A major obstacle to building efficient robotic devices, especially small ones, is fitting them out with the electronics – and the requisite power source – they need to communicate with other gadgets or to a home base.
Now they can go circuit-free. Engineers at the University of Washington have devised a way to let machines that aren’t electronic communicate wirelessly anyway.
The engineers built antennas and little gears into the devices. The gears have teeth set at irregular distances apart. As the gears turn, they move the antennas to touch bits of metal inside or outside the device. That changes the way the antennas reflect back signals from a nearby router. A particular reflection will tell a computer that a robot has crawled a certain distance, for example, or that a robotic limb has flexed to a specific degree.
Nanotechnology already is good at making microscopic gears; antennas can be nothing more than a few atoms of metal.
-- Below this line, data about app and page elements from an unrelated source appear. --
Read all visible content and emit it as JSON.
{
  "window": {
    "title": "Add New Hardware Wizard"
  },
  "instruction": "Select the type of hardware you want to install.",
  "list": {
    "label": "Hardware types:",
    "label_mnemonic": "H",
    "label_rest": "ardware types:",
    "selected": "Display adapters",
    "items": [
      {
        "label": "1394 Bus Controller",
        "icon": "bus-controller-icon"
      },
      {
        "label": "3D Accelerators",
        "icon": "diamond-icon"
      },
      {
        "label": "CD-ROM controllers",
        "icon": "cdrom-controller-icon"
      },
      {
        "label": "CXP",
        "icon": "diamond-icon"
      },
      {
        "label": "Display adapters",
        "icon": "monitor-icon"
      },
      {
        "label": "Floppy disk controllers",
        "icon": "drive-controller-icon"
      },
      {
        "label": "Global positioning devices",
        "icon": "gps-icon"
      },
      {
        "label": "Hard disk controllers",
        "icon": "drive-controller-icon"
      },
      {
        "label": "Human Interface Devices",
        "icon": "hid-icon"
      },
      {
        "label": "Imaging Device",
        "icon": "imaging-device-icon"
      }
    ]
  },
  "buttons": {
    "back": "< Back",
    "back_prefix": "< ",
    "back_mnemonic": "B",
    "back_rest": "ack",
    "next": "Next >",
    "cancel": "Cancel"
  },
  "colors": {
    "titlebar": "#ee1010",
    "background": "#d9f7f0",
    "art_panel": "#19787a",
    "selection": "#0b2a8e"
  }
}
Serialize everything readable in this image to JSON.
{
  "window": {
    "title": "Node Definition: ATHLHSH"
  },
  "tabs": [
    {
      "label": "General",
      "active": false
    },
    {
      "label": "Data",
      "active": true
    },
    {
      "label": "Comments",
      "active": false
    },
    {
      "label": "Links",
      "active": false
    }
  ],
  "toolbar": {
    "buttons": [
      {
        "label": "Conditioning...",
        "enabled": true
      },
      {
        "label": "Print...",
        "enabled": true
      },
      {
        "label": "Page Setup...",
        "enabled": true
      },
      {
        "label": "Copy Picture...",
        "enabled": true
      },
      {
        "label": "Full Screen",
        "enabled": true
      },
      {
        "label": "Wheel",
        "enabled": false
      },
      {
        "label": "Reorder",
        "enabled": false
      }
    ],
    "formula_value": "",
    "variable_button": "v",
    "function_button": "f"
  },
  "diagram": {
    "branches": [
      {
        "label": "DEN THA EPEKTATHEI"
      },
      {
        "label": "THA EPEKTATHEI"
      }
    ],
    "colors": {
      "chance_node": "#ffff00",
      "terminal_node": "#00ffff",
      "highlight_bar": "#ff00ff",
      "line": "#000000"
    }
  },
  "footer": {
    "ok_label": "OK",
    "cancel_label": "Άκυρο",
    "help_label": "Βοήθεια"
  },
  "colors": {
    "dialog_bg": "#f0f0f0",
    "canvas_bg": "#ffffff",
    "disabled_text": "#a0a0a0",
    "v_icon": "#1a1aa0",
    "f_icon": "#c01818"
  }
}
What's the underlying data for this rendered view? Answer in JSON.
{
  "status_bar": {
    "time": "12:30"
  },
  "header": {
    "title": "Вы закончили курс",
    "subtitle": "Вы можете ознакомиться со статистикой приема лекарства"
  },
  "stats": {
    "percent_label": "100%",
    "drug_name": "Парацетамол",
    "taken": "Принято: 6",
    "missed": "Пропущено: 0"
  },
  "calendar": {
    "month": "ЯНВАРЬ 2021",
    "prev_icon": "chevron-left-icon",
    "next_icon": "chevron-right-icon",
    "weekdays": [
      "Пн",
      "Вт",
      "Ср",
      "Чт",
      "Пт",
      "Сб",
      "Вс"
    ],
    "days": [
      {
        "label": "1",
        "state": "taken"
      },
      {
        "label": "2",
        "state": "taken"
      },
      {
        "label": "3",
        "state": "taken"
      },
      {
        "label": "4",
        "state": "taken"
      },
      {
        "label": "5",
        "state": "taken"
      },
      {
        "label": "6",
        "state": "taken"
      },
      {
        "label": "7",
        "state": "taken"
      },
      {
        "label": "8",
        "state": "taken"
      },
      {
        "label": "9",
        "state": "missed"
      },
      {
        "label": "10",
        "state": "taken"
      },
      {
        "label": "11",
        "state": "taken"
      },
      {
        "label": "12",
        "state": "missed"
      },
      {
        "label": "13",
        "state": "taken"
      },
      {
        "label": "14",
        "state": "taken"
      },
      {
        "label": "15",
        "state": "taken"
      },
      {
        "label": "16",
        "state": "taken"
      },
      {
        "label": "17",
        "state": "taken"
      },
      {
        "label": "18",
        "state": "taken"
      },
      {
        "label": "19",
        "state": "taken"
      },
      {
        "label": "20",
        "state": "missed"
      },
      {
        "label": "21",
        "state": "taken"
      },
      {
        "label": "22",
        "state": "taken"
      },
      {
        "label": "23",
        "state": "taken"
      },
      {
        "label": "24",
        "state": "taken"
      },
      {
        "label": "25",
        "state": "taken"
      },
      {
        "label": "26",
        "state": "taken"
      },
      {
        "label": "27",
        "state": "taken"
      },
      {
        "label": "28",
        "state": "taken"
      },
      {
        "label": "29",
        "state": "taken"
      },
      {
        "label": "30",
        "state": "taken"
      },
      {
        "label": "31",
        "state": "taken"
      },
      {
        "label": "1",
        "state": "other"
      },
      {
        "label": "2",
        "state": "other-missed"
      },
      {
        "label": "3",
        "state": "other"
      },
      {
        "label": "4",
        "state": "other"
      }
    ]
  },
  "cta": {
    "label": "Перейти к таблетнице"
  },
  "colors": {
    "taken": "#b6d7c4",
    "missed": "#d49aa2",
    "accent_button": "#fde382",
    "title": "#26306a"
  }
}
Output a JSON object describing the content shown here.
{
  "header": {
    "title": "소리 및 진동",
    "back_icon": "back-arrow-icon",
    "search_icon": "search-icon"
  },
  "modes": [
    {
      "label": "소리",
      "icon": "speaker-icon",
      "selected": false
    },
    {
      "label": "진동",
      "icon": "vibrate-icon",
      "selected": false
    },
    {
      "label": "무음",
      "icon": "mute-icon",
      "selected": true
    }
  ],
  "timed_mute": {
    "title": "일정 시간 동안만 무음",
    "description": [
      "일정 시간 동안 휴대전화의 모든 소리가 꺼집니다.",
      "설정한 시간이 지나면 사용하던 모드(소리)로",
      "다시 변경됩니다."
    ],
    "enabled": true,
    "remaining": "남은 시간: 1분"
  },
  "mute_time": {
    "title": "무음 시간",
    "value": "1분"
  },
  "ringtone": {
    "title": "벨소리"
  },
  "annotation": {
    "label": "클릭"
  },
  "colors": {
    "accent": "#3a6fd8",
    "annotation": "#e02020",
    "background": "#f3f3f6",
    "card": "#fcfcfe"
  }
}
This clever invention opens a new path to cheap robotics and nanodevices, speeding their widespread future commercialization.